:: ASSIGNED TASK ::
Where a line below holds the string "Open", that line goes into the answer.

*** TASK INPUT Section Begins ***

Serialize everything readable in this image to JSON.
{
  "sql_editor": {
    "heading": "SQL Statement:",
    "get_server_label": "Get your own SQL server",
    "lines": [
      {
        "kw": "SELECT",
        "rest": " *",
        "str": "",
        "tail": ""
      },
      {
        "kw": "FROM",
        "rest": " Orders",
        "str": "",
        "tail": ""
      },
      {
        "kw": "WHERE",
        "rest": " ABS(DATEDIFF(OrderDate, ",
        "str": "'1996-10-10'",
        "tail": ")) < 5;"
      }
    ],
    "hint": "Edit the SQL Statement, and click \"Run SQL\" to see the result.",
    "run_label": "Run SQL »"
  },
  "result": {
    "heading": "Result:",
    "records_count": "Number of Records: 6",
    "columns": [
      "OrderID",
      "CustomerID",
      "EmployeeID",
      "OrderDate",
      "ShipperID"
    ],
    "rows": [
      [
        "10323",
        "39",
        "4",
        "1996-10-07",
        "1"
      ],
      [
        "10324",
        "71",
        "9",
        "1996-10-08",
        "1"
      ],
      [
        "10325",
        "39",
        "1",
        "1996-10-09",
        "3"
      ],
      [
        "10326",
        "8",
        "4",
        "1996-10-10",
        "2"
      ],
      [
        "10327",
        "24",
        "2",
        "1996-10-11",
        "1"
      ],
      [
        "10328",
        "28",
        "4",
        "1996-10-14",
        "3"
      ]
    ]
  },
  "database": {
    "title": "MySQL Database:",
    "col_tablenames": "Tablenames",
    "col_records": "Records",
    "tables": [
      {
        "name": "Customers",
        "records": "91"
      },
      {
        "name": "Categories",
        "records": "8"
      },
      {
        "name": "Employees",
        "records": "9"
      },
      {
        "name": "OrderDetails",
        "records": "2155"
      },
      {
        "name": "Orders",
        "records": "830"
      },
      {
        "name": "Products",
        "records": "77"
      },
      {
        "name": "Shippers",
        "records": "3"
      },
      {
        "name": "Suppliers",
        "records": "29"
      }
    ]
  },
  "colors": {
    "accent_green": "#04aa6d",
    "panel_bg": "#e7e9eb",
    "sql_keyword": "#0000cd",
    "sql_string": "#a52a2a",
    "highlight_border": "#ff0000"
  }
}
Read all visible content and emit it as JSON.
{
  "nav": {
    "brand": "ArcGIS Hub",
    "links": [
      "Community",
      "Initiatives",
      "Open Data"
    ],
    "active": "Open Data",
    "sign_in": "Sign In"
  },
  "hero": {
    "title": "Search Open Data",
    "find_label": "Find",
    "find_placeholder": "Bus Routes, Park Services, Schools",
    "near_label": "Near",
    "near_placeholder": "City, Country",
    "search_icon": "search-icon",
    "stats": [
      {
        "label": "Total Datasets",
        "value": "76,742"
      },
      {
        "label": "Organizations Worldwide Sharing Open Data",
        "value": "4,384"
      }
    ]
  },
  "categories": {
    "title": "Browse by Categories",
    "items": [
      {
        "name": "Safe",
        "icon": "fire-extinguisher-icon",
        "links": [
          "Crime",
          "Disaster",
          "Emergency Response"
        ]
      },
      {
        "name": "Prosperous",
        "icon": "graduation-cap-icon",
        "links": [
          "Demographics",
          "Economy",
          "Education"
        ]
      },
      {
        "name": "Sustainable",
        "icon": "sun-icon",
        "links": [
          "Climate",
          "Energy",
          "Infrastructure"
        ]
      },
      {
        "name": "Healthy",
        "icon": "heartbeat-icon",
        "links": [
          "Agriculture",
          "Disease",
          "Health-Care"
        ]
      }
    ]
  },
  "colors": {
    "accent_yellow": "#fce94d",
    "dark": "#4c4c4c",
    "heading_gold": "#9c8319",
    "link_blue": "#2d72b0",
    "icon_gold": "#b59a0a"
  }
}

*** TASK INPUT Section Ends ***

:: TASK RESPONSE ::
      "Open Data"
    "active": "Open Data",
    "title": "Search Open Data",
        "label": "Organizations Worldwide Sharing Open Data",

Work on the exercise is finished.